DATA:
--*--

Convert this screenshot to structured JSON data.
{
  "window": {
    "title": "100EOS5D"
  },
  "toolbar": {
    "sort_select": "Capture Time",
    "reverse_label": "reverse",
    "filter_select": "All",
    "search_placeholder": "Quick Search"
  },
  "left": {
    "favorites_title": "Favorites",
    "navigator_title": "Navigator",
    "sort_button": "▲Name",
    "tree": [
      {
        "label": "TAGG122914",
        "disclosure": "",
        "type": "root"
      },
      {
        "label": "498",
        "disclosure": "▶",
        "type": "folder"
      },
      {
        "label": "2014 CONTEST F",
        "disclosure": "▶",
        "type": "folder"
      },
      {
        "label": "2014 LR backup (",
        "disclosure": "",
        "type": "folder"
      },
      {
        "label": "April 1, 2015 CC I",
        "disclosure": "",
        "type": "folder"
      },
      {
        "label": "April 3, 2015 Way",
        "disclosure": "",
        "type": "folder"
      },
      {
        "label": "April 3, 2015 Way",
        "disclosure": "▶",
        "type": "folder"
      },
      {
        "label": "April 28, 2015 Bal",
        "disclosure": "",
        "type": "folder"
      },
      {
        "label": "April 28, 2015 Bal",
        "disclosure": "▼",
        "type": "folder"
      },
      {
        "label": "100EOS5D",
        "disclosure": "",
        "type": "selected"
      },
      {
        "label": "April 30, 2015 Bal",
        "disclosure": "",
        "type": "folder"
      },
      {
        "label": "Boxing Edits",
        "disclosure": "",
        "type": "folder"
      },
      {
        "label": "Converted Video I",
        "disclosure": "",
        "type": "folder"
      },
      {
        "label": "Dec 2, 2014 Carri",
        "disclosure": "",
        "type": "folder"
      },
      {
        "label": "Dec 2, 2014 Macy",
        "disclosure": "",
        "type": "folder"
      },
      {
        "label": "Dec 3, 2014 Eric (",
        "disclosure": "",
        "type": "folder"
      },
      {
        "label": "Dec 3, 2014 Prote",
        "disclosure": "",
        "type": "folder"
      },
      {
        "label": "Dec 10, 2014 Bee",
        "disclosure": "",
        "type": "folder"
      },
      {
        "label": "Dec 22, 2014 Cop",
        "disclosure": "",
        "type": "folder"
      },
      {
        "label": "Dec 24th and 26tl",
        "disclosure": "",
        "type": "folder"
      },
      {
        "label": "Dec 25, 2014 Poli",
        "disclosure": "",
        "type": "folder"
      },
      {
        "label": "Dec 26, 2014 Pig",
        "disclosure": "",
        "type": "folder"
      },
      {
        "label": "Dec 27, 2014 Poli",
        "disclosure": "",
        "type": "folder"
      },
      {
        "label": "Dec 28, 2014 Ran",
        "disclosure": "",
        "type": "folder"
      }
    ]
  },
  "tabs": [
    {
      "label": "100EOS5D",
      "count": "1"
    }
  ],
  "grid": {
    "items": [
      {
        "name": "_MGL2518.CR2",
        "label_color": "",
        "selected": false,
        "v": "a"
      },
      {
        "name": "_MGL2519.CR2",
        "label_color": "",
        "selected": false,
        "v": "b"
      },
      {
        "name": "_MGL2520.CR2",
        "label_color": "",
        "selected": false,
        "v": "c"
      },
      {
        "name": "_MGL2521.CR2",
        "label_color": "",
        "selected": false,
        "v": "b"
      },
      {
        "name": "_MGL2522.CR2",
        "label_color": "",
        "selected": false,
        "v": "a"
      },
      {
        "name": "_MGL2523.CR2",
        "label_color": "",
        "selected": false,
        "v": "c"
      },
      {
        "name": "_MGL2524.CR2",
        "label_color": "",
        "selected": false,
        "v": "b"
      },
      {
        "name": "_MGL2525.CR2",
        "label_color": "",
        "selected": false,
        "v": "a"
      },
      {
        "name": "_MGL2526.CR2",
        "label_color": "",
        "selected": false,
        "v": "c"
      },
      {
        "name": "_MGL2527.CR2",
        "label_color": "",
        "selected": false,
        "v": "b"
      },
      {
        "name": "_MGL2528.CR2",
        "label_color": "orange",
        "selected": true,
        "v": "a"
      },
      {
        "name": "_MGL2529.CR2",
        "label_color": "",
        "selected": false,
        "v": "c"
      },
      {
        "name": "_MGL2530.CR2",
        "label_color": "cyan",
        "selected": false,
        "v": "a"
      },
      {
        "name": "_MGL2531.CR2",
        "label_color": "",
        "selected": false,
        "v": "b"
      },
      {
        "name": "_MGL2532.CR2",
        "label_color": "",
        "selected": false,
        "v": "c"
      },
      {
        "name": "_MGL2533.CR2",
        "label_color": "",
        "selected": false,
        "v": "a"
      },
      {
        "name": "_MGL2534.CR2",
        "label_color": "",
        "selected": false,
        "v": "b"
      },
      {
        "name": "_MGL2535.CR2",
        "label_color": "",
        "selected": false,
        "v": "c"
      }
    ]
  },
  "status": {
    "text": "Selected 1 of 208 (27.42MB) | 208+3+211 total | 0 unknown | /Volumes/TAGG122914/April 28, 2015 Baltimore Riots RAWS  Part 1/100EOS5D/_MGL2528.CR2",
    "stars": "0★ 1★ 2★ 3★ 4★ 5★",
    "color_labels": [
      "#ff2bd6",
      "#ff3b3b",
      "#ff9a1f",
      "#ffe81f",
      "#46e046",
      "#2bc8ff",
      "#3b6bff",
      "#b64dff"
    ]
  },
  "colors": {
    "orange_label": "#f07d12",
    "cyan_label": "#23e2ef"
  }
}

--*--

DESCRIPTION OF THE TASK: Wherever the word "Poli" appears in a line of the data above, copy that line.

RESPONSE TO THE EXERCISE:
        "label": "Dec 25, 2014 Poli",
        "label": "Dec 27, 2014 Poli",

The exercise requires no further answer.